Aruba and Dutch Caribbean
Most of the island’s residents were indigenous Indians.
The year was 1642. A war had been raging between Spain and the Netherlands for eighty years.
Finally, it was coming to an end.
In the Caribbean, ships bearing the Dutch flag sailed into the harbor of the small island of Aruba. The Dutch West India Company had taken possession of this tiny island. Dutch troops were sent to maintain order.
“They’re raising the Dutch flag!” someone in the crowd of locals said. Before them, with great ceremony, Dutch soldiers had taken down the Spanish flag and were now hoisting the Dutch one.
“Things will be better now,” one of the Indians said.
They had been treated very badly by the Spanish. They had to abide by Spanish traditions, and they could not farm their own land.
“We’ll see,” a second Indian said. “Things never change.”
But he was wrong. The Dutch let the Indians live by their own traditions and farm the land so they could sell produce and feed their families. The Dutch and the locals got along so well that the island remained part of the Netherlands until 2010.

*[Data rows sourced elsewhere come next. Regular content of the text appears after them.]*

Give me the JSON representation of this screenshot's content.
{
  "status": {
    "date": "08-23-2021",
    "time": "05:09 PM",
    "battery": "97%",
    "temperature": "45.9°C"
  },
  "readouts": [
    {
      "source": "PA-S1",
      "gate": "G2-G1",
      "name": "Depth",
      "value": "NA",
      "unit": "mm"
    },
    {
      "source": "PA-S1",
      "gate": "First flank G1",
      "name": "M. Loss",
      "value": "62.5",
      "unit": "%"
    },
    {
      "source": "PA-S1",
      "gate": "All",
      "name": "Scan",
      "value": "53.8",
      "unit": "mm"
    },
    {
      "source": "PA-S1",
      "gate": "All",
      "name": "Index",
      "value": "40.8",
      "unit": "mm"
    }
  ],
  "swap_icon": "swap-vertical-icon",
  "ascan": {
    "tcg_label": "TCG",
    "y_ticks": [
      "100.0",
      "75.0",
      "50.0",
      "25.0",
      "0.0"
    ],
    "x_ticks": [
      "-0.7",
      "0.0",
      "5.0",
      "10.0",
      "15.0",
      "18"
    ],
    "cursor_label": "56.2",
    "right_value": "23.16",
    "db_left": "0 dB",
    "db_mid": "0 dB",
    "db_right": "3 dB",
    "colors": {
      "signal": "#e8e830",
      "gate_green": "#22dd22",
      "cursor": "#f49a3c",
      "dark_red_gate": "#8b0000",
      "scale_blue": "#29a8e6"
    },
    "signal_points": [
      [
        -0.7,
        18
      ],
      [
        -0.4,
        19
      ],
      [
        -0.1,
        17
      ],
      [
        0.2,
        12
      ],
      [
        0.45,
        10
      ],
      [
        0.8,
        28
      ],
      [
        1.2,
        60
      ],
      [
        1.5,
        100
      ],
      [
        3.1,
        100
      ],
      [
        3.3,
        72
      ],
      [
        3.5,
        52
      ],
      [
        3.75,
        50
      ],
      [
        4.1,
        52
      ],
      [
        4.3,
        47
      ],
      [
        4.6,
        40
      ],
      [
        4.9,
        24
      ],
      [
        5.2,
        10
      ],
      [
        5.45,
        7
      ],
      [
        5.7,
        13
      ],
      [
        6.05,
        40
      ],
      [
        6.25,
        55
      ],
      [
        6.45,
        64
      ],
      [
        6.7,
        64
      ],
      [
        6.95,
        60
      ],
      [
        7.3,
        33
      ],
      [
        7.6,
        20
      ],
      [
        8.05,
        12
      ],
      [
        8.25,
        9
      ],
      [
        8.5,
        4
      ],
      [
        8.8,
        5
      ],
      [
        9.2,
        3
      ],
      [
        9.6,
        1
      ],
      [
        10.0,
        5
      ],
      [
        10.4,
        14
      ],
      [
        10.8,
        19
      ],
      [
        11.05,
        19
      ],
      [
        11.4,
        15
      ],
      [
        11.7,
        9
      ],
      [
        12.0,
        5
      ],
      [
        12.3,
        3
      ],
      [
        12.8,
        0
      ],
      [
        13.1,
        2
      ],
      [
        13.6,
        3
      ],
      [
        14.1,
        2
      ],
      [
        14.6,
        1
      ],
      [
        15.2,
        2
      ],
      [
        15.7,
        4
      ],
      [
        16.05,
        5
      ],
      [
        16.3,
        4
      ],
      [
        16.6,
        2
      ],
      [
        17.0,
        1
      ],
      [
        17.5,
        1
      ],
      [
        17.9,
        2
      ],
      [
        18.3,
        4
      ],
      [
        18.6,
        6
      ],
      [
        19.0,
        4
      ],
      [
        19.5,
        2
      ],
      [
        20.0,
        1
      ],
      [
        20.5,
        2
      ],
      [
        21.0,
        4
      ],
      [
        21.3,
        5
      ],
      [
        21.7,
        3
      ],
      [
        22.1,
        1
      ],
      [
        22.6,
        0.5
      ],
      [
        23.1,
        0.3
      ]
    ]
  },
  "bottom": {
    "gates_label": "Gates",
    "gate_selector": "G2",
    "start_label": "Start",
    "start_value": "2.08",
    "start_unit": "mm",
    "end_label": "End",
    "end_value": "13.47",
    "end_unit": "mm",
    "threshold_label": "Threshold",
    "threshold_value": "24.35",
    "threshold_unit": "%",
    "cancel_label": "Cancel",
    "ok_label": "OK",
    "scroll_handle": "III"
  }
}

Until 2010, the Netherlands was made up of four parts. There is the Netherlands itself, in Europe. Then there are three islands in the Caribbean: Aruba, Curaçao, and Sint Maarten. The three islands were collectively known as the Dutch Antilles.
Curaçao, largest and most populous of the Dutch Caribbean islands, is named for the Portuguese word, coracao, meaning“heart.”Aruba, which is blessedly outside the hurricane zone, receives little rainfall. It is home to exotic cactuses and aloe plants, but water is so scarce that it has to come from a seawater desalinization plant. Sint Maarten is located on an island jointly owned by two countries. The northern side of the island is Saint Martin, a territory of France. The Dutch Sint Maarten occupies the south.
The islands’ economy is based on banking and oil refining. The combination of Dutch and indigenous architectural styles and sun-drenched beaches make the Antilles some of the finest tourist destinations in the world.
Individual or Small-Group Activity
- Determine which two of the following sentences are in the wrong place.
- Put them where they belong.
A. Most of the island’s residents were indigenous Indians.
B. They had to abide by Spanish traditions, and they could not farm their own land.
C. Until 2010, the Netherlands was made up of four parts.
D. Curaçao, largest and most populous of the Dutch Caribbean islands, is named for the Portuguese word, coracao, meaning“heart.”
E. The Dutch Sint Maarten occupies the south.